#### Page and application data records
• • • •

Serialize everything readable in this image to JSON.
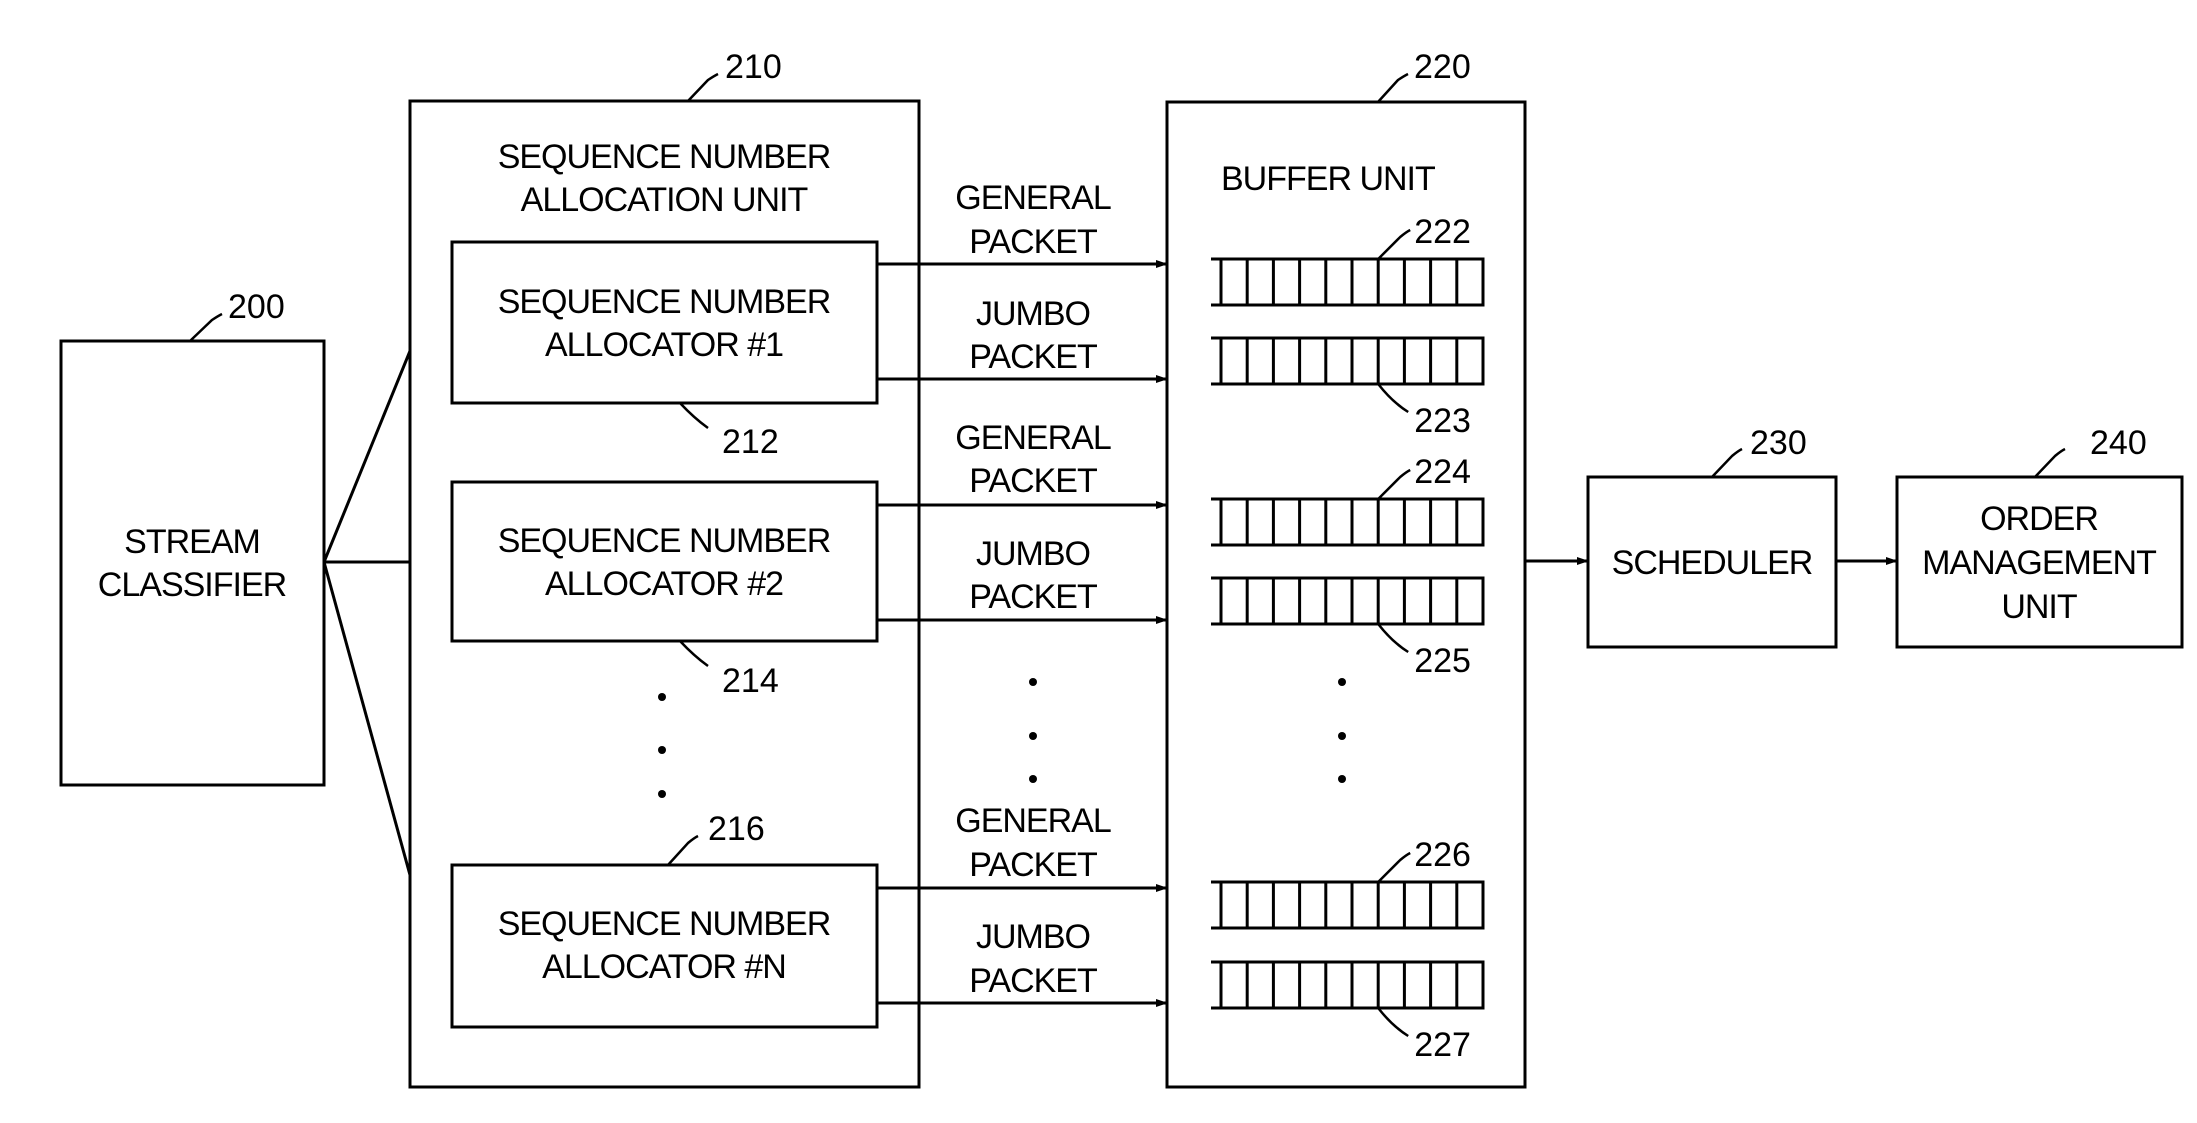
{
  "figure": {
    "blocks": {
      "stream_classifier": {
        "ref": "200",
        "lines": [
          "STREAM",
          "CLASSIFIER"
        ]
      },
      "allocation_unit": {
        "ref": "210",
        "lines": [
          "SEQUENCE NUMBER",
          "ALLOCATION UNIT"
        ]
      },
      "allocators": [
        {
          "ref": "212",
          "lines": [
            "SEQUENCE NUMBER",
            "ALLOCATOR #1"
          ]
        },
        {
          "ref": "214",
          "lines": [
            "SEQUENCE NUMBER",
            "ALLOCATOR #2"
          ]
        },
        {
          "ref": "216",
          "lines": [
            "SEQUENCE NUMBER",
            "ALLOCATOR #N"
          ]
        }
      ],
      "buffer_unit": {
        "ref": "220",
        "lines": [
          "BUFFER UNIT"
        ]
      },
      "queues": [
        {
          "ref": "222",
          "type": "general"
        },
        {
          "ref": "223",
          "type": "jumbo"
        },
        {
          "ref": "224",
          "type": "general"
        },
        {
          "ref": "225",
          "type": "jumbo"
        },
        {
          "ref": "226",
          "type": "general"
        },
        {
          "ref": "227",
          "type": "jumbo"
        }
      ],
      "queue_cells": 10,
      "scheduler": {
        "ref": "230",
        "lines": [
          "SCHEDULER"
        ]
      },
      "order_management": {
        "ref": "240",
        "lines": [
          "ORDER",
          "MANAGEMENT",
          "UNIT"
        ]
      }
    },
    "packet_labels": {
      "general": [
        "GENERAL",
        "PACKET"
      ],
      "jumbo": [
        "JUMBO",
        "PACKET"
      ]
    },
    "ellipsis": "•"
  }
}
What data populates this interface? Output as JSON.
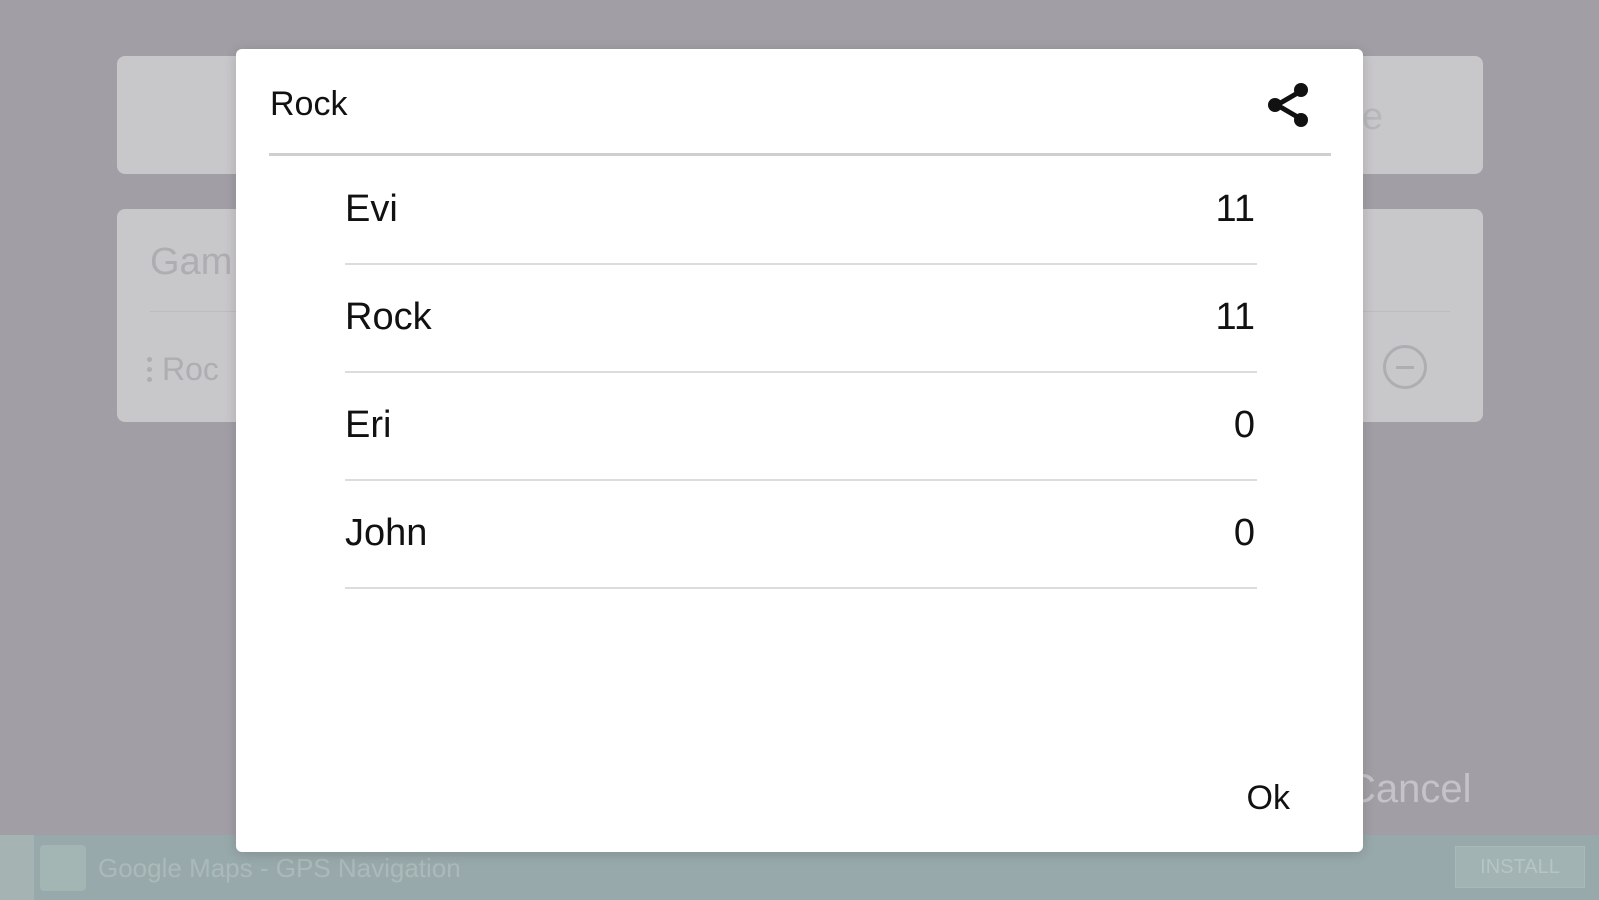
{
  "background": {
    "game_card_title": "Gam",
    "row_label": "Roc",
    "top_card_text": "e",
    "cancel_label": "Cancel"
  },
  "ad_banner": {
    "text": "Google Maps - GPS Navigation",
    "install_label": "INSTALL"
  },
  "dialog": {
    "title": "Rock",
    "share_icon": "share-icon",
    "rows": [
      {
        "name": "Evi",
        "score": "11"
      },
      {
        "name": "Rock",
        "score": "11"
      },
      {
        "name": "Eri",
        "score": "0"
      },
      {
        "name": "John",
        "score": "0"
      }
    ],
    "ok_label": "Ok"
  }
}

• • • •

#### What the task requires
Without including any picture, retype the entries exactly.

#### Your response
Serialize everything readable in this image to JSON.
{
  "figure": {
    "blocks": {
      "stream_classifier": {
        "ref": "200",
        "lines": [
          "STREAM",
          "CLASSIFIER"
        ]
      },
      "allocation_unit": {
        "ref": "210",
        "lines": [
          "SEQUENCE NUMBER",
          "ALLOCATION UNIT"
        ]
      },
      "allocators": [
        {
          "ref": "212",
          "lines": [
            "SEQUENCE NUMBER",
            "ALLOCATOR #1"
          ]
        },
        {
          "ref": "214",
          "lines": [
            "SEQUENCE NUMBER",
            "ALLOCATOR #2"
          ]
        },
        {
          "ref": "216",
          "lines": [
            "SEQUENCE NUMBER",
            "ALLOCATOR #N"
          ]
        }
      ],
      "buffer_unit": {
        "ref": "220",
        "lines": [
          "BUFFER UNIT"
        ]
      },
      "queues": [
        {
          "ref": "222",
          "type": "general"
        },
        {
          "ref": "223",
          "type": "jumbo"
        },
        {
          "ref": "224",
          "type": "general"
        },
        {
          "ref": "225",
          "type": "jumbo"
        },
        {
          "ref": "226",
          "type": "general"
        },
        {
          "ref": "227",
          "type": "jumbo"
        }
      ],
      "queue_cells": 10,
      "scheduler": {
        "ref": "230",
        "lines": [
          "SCHEDULER"
        ]
      },
      "order_management": {
        "ref": "240",
        "lines": [
          "ORDER",
          "MANAGEMENT",
          "UNIT"
        ]
      }
    },
    "packet_labels": {
      "general": [
        "GENERAL",
        "PACKET"
      ],
      "jumbo": [
        "JUMBO",
        "PACKET"
      ]
    },
    "ellipsis": "•"
  }
}
What data populates this interface? Output as JSON.
{
  "background": {
    "game_card_title": "Gam",
    "row_label": "Roc",
    "top_card_text": "e",
    "cancel_label": "Cancel"
  },
  "ad_banner": {
    "text": "Google Maps - GPS Navigation",
    "install_label": "INSTALL"
  },
  "dialog": {
    "title": "Rock",
    "share_icon": "share-icon",
    "rows": [
      {
        "name": "Evi",
        "score": "11"
      },
      {
        "name": "Rock",
        "score": "11"
      },
      {
        "name": "Eri",
        "score": "0"
      },
      {
        "name": "John",
        "score": "0"
      }
    ],
    "ok_label": "Ok"
  }
}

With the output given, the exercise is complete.